Her Plain to Sea jewelry is a clear homage to her multicultural roots. Pettibon is Black, white, and Indigenous, and her jewelry borrows heavily from traditional Native artistry. Her Instagram, where she sells her jewelry, also serves as a digital portfolio. Within it, necklaces, earrings, and cuffs made with abalone and dentalium shells, strips of cedar, porcupine quills, animal bone, and stones — materials that are precious to her tribes — are honored as wearable art.

Growing up in Tacoma, in a mostly white neighborhood, Pettibon knew of her multicultural background, but she wasn’t raised with Native traditions and didn’t actively participate in Indigenous practices until she was an adult.

“You don’t know what you don’t know as a kid, and you take it for granted,” she said. “I did feel out of place, though. I didn’t feel like my Black or Native history was being taught in a way that I felt represented me. That was something I was lacking as child.

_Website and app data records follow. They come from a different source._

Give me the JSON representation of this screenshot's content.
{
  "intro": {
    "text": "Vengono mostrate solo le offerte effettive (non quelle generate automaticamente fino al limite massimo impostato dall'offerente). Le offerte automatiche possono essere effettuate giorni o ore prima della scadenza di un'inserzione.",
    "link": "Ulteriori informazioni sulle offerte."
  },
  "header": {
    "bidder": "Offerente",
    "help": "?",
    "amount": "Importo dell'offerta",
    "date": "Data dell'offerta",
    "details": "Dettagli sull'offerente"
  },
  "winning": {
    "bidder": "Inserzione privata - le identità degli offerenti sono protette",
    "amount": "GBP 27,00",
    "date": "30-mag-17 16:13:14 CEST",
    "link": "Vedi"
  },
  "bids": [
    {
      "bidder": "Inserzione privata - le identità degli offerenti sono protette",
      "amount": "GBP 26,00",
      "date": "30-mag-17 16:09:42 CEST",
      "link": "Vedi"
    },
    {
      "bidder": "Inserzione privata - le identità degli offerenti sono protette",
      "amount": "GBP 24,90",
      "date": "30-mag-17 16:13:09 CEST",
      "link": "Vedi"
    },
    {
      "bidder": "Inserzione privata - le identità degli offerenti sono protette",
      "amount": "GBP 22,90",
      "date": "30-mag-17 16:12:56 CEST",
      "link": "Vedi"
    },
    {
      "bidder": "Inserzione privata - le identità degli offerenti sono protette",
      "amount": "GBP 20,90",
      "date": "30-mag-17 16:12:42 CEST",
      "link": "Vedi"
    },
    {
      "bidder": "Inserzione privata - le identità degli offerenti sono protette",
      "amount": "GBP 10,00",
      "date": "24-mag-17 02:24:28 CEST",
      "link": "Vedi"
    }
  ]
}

I didn’t start becoming in community with my people until my late-ish 20s, and that’s when I started making jewelry and art.”

Porcupine skulls Photo credit Blair Alexander .JPG

To be “in community” with her people might look different to different people, she said. But for Pettibon, it’s meant going to Indigenous ceremonies and events, learning the Lushootseed language and tribal histories, and surrounding herself with Native people. Doing that was easier before the COVID-19 pandemic, she said, which is when she was actively making connections. But the pandemic also gave her time and space to really slow down and focus on her art — and it gave her the confidence and desire to make Plain to Sea a full-time business.

Though Pettibon’s ties to her roots came later in life, she was raised in a crafty and creative family. Some of the beads she uses in her jewelry were inherited from her grandmother, and it was her cousin who first taught her how to flat-stitch beads. As a child, her parents fostered artful expression, so she was always coloring and making things with her hands.

“My parents had a lot of books, and I would always see if I could make what was in the books on my own, without having any guidance, and I would come up with my own way of doing things,” she said. “My parents always praised that. They gave me the confidence to stick to it. And my mom was so resourceful. Instead of buying something, she’d say, ‘I bet we could make that.’ Like, we’re special, too; we can make things.”

Montana Rainbow

As an artist, Pettibon hopes her work brings positivity and happiness into the world, making people feel good when they see and wear her jewelry. Her ability to work creatively feeds her soul, whether that’s found in making jewelry, painting, cooking, baking, or creating with other media.

When asked whether making art helps her feel connected to her cultures, she said, “The experience of selling it does, in a sense. Being an Indigenous person, it’s more than making things that are traditional designs — it’s those connections you have with people. … It’s healing for me to make jewelry. The part that connects me to my culture is those experiences with others, even if the person buying it isn’t Indigenous. At that point, I’m doing something that’s even more Indigenous — I’m having a direct connection.”